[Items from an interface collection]
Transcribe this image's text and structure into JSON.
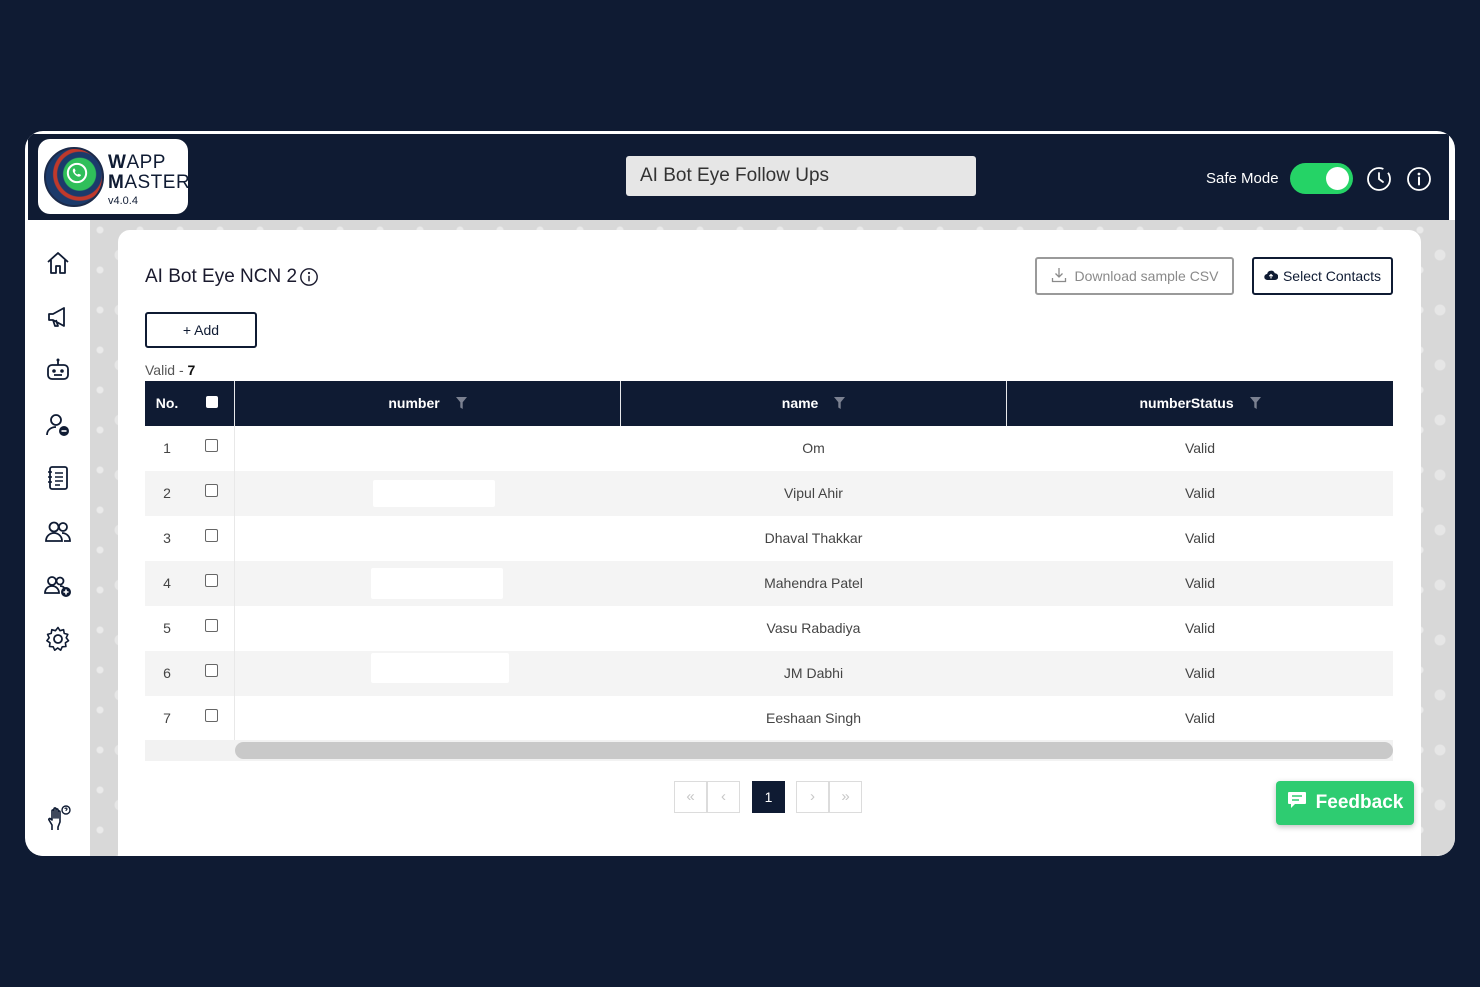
{
  "app": {
    "logo_line1_initial": "W",
    "logo_line1_rest": "APP",
    "logo_line2_initial": "M",
    "logo_line2_rest": "ASTER",
    "version": "v4.0.4"
  },
  "header": {
    "title": "AI Bot Eye Follow Ups",
    "safe_mode_label": "Safe Mode",
    "safe_mode_on": true
  },
  "sidebar": {
    "items": [
      {
        "icon": "home-icon"
      },
      {
        "icon": "megaphone-icon"
      },
      {
        "icon": "robot-icon"
      },
      {
        "icon": "user-minus-icon"
      },
      {
        "icon": "notebook-icon"
      },
      {
        "icon": "users-icon"
      },
      {
        "icon": "users-add-icon"
      },
      {
        "icon": "gear-icon"
      }
    ],
    "help_icon": "hand-help-icon"
  },
  "page": {
    "title": "AI Bot Eye NCN 2",
    "download_csv_label": "Download sample CSV",
    "select_contacts_label": "Select Contacts",
    "add_label": "+ Add",
    "valid_label": "Valid - ",
    "valid_count": "7"
  },
  "table": {
    "headers": {
      "no": "No.",
      "number": "number",
      "name": "name",
      "status": "numberStatus"
    },
    "rows": [
      {
        "no": "1",
        "number": "",
        "name": "Om",
        "status": "Valid"
      },
      {
        "no": "2",
        "number": "",
        "name": "Vipul Ahir",
        "status": "Valid"
      },
      {
        "no": "3",
        "number": "",
        "name": "Dhaval Thakkar",
        "status": "Valid"
      },
      {
        "no": "4",
        "number": "",
        "name": "Mahendra Patel",
        "status": "Valid"
      },
      {
        "no": "5",
        "number": "",
        "name": "Vasu Rabadiya",
        "status": "Valid"
      },
      {
        "no": "6",
        "number": "",
        "name": "JM Dabhi",
        "status": "Valid"
      },
      {
        "no": "7",
        "number": "",
        "name": "Eeshaan Singh",
        "status": "Valid"
      }
    ]
  },
  "pagination": {
    "first": "«",
    "prev": "‹",
    "current": "1",
    "next": "›",
    "last": "»"
  },
  "feedback": {
    "label": "Feedback"
  },
  "colors": {
    "navy": "#0f1b33",
    "accent_green": "#25d366",
    "feedback_green": "#2ecc71"
  }
}
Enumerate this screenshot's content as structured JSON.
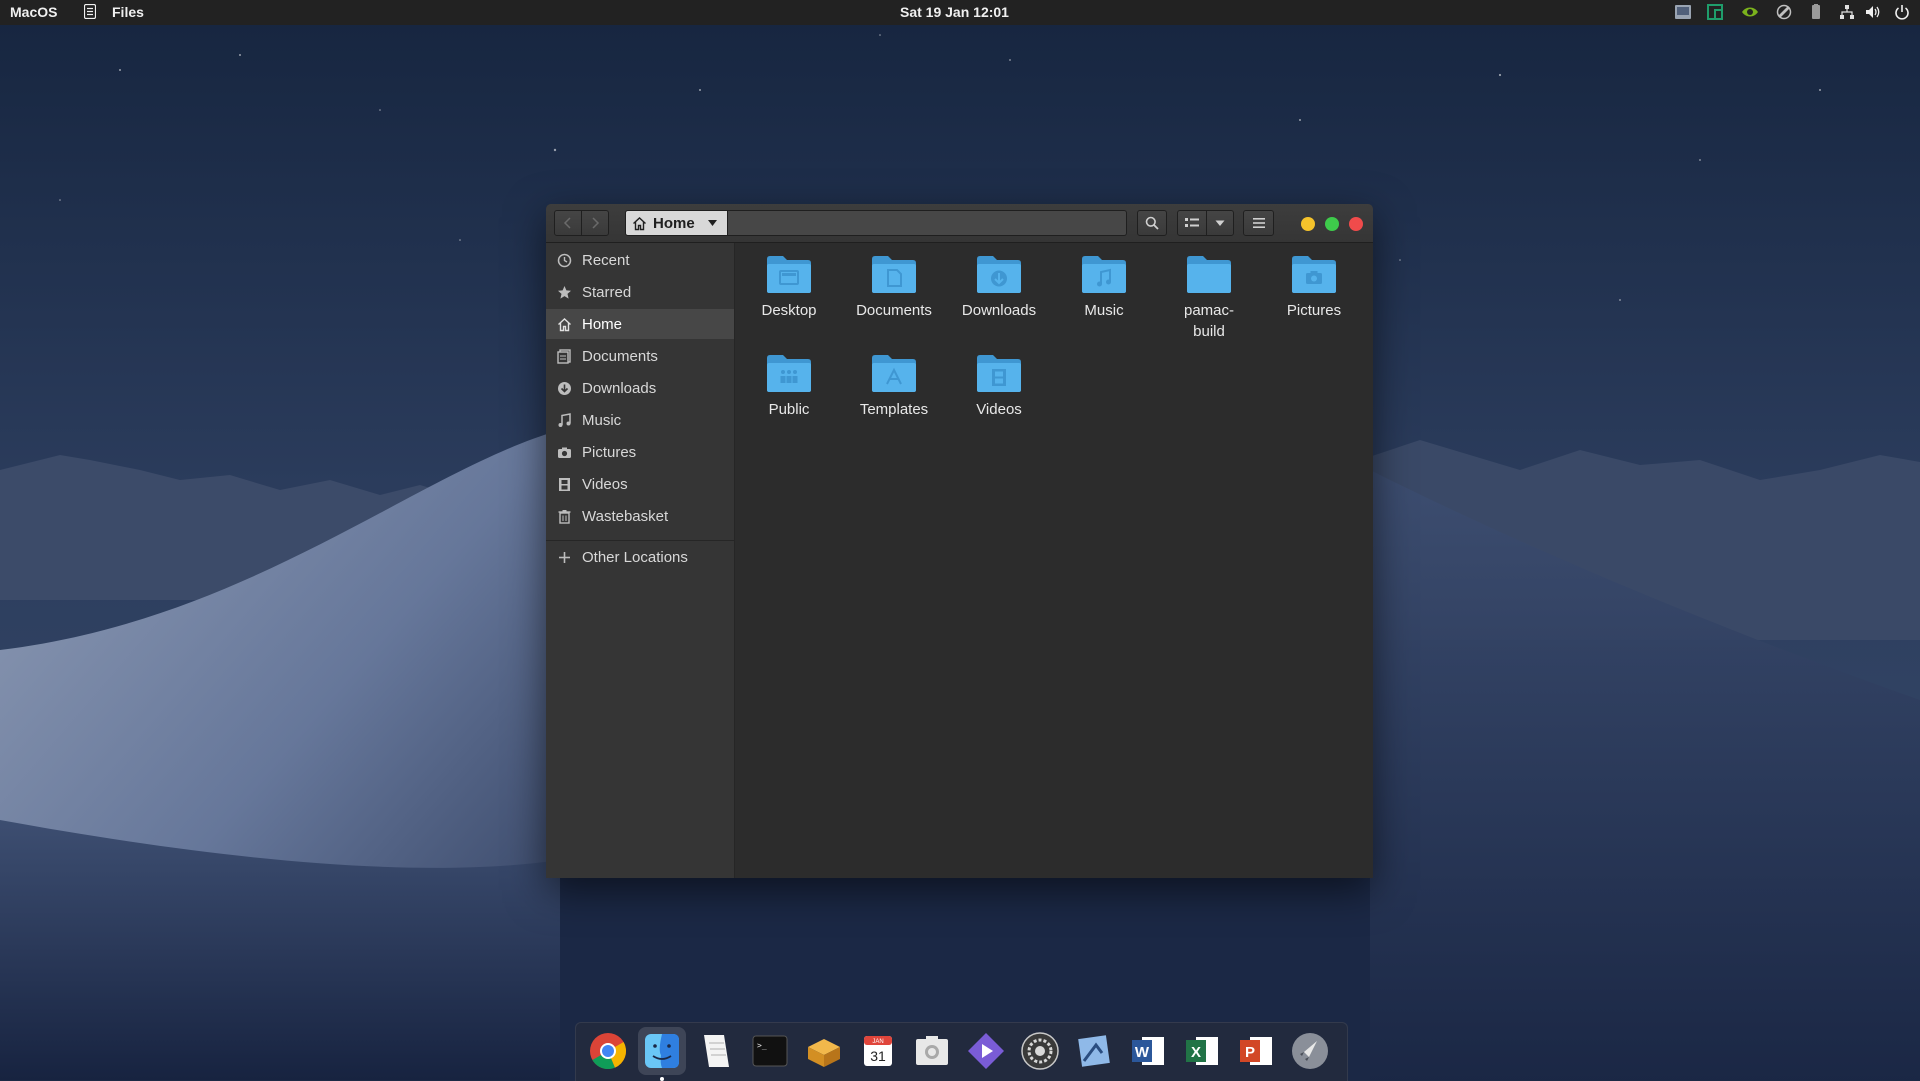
{
  "topbar": {
    "app_menu": "MacOS",
    "active_app": "Files",
    "clock": "Sat 19 Jan 12:01",
    "tray_icons": [
      "screenshot-tray-icon",
      "manjaro-tray-icon",
      "nvidia-tray-icon",
      "sync-tray-icon",
      "battery-tray-icon",
      "network-tray-icon",
      "volume-tray-icon",
      "power-tray-icon"
    ]
  },
  "window": {
    "path_label": "Home",
    "sidebar": [
      {
        "label": "Recent",
        "icon": "clock-icon"
      },
      {
        "label": "Starred",
        "icon": "star-icon"
      },
      {
        "label": "Home",
        "icon": "home-icon",
        "active": true
      },
      {
        "label": "Documents",
        "icon": "documents-icon"
      },
      {
        "label": "Downloads",
        "icon": "download-icon"
      },
      {
        "label": "Music",
        "icon": "music-note-icon"
      },
      {
        "label": "Pictures",
        "icon": "camera-icon"
      },
      {
        "label": "Videos",
        "icon": "film-icon"
      },
      {
        "label": "Wastebasket",
        "icon": "trash-icon"
      }
    ],
    "other_locations": "Other Locations",
    "folders": [
      {
        "label": "Desktop",
        "icon": "desktop-folder-icon"
      },
      {
        "label": "Documents",
        "icon": "documents-folder-icon"
      },
      {
        "label": "Downloads",
        "icon": "downloads-folder-icon"
      },
      {
        "label": "Music",
        "icon": "music-folder-icon"
      },
      {
        "label": "pamac-build",
        "icon": "folder-icon"
      },
      {
        "label": "Pictures",
        "icon": "pictures-folder-icon"
      },
      {
        "label": "Public",
        "icon": "public-folder-icon"
      },
      {
        "label": "Templates",
        "icon": "templates-folder-icon"
      },
      {
        "label": "Videos",
        "icon": "videos-folder-icon"
      }
    ]
  },
  "dock": {
    "apps": [
      "chrome-icon",
      "finder-icon",
      "text-editor-icon",
      "terminal-icon",
      "archive-icon",
      "calendar-icon",
      "screenshot-icon",
      "media-player-icon",
      "settings-icon",
      "preview-icon",
      "word-icon",
      "excel-icon",
      "powerpoint-icon",
      "launchpad-icon"
    ],
    "calendar_day": "31",
    "calendar_month": "JAN",
    "terminal_prompt": ">_",
    "word_letter": "W",
    "excel_letter": "X",
    "powerpoint_letter": "P"
  },
  "colors": {
    "folder_blue": "#56b3ec",
    "folder_blue_dark": "#3f97d2",
    "accent_close": "#f04b4b",
    "accent_min": "#f5c32b",
    "accent_max": "#3ecb4b"
  }
}
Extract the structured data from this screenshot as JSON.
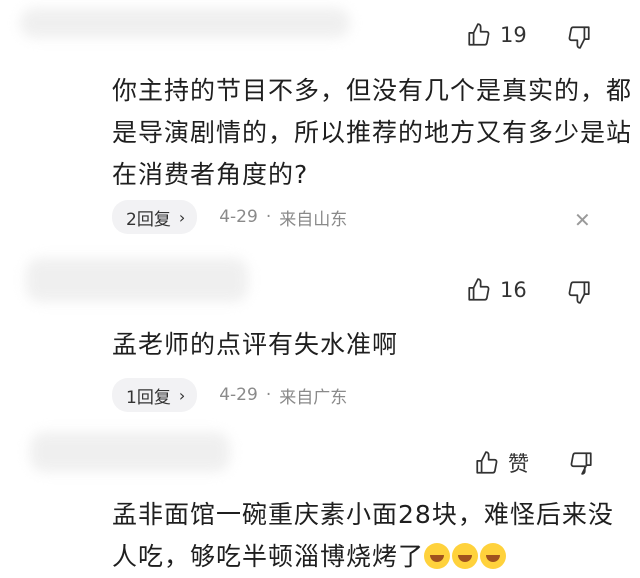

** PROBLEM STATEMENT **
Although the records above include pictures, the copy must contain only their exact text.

** WRITTEN RESPONSE **
Transcribe this image's text and structure into JSON.
{
  "app": {
    "logo_line1_initial": "W",
    "logo_line1_rest": "APP",
    "logo_line2_initial": "M",
    "logo_line2_rest": "ASTER",
    "version": "v4.0.4"
  },
  "header": {
    "title": "AI Bot Eye Follow Ups",
    "safe_mode_label": "Safe Mode",
    "safe_mode_on": true
  },
  "sidebar": {
    "items": [
      {
        "icon": "home-icon"
      },
      {
        "icon": "megaphone-icon"
      },
      {
        "icon": "robot-icon"
      },
      {
        "icon": "user-minus-icon"
      },
      {
        "icon": "notebook-icon"
      },
      {
        "icon": "users-icon"
      },
      {
        "icon": "users-add-icon"
      },
      {
        "icon": "gear-icon"
      }
    ],
    "help_icon": "hand-help-icon"
  },
  "page": {
    "title": "AI Bot Eye NCN 2",
    "download_csv_label": "Download sample CSV",
    "select_contacts_label": "Select Contacts",
    "add_label": "+ Add",
    "valid_label": "Valid - ",
    "valid_count": "7"
  },
  "table": {
    "headers": {
      "no": "No.",
      "number": "number",
      "name": "name",
      "status": "numberStatus"
    },
    "rows": [
      {
        "no": "1",
        "number": "",
        "name": "Om",
        "status": "Valid"
      },
      {
        "no": "2",
        "number": "",
        "name": "Vipul Ahir",
        "status": "Valid"
      },
      {
        "no": "3",
        "number": "",
        "name": "Dhaval Thakkar",
        "status": "Valid"
      },
      {
        "no": "4",
        "number": "",
        "name": "Mahendra Patel",
        "status": "Valid"
      },
      {
        "no": "5",
        "number": "",
        "name": "Vasu Rabadiya",
        "status": "Valid"
      },
      {
        "no": "6",
        "number": "",
        "name": "JM Dabhi",
        "status": "Valid"
      },
      {
        "no": "7",
        "number": "",
        "name": "Eeshaan Singh",
        "status": "Valid"
      }
    ]
  },
  "pagination": {
    "first": "«",
    "prev": "‹",
    "current": "1",
    "next": "›",
    "last": "»"
  },
  "feedback": {
    "label": "Feedback"
  },
  "colors": {
    "navy": "#0f1b33",
    "accent_green": "#25d366",
    "feedback_green": "#2ecc71"
  }
}
Enumerate this screenshot's content as structured JSON.
{
  "topbar": {
    "app_menu": "MacOS",
    "active_app": "Files",
    "clock": "Sat 19 Jan 12:01",
    "tray_icons": [
      "screenshot-tray-icon",
      "manjaro-tray-icon",
      "nvidia-tray-icon",
      "sync-tray-icon",
      "battery-tray-icon",
      "network-tray-icon",
      "volume-tray-icon",
      "power-tray-icon"
    ]
  },
  "window": {
    "path_label": "Home",
    "sidebar": [
      {
        "label": "Recent",
        "icon": "clock-icon"
      },
      {
        "label": "Starred",
        "icon": "star-icon"
      },
      {
        "label": "Home",
        "icon": "home-icon",
        "active": true
      },
      {
        "label": "Documents",
        "icon": "documents-icon"
      },
      {
        "label": "Downloads",
        "icon": "download-icon"
      },
      {
        "label": "Music",
        "icon": "music-note-icon"
      },
      {
        "label": "Pictures",
        "icon": "camera-icon"
      },
      {
        "label": "Videos",
        "icon": "film-icon"
      },
      {
        "label": "Wastebasket",
        "icon": "trash-icon"
      }
    ],
    "other_locations": "Other Locations",
    "folders": [
      {
        "label": "Desktop",
        "icon": "desktop-folder-icon"
      },
      {
        "label": "Documents",
        "icon": "documents-folder-icon"
      },
      {
        "label": "Downloads",
        "icon": "downloads-folder-icon"
      },
      {
        "label": "Music",
        "icon": "music-folder-icon"
      },
      {
        "label": "pamac-build",
        "icon": "folder-icon"
      },
      {
        "label": "Pictures",
        "icon": "pictures-folder-icon"
      },
      {
        "label": "Public",
        "icon": "public-folder-icon"
      },
      {
        "label": "Templates",
        "icon": "templates-folder-icon"
      },
      {
        "label": "Videos",
        "icon": "videos-folder-icon"
      }
    ]
  },
  "dock": {
    "apps": [
      "chrome-icon",
      "finder-icon",
      "text-editor-icon",
      "terminal-icon",
      "archive-icon",
      "calendar-icon",
      "screenshot-icon",
      "media-player-icon",
      "settings-icon",
      "preview-icon",
      "word-icon",
      "excel-icon",
      "powerpoint-icon",
      "launchpad-icon"
    ],
    "calendar_day": "31",
    "calendar_month": "JAN",
    "terminal_prompt": ">_",
    "word_letter": "W",
    "excel_letter": "X",
    "powerpoint_letter": "P"
  },
  "colors": {
    "folder_blue": "#56b3ec",
    "folder_blue_dark": "#3f97d2",
    "accent_close": "#f04b4b",
    "accent_min": "#f5c32b",
    "accent_max": "#3ecb4b"
  }
}
Extract the structured data from this screenshot as JSON.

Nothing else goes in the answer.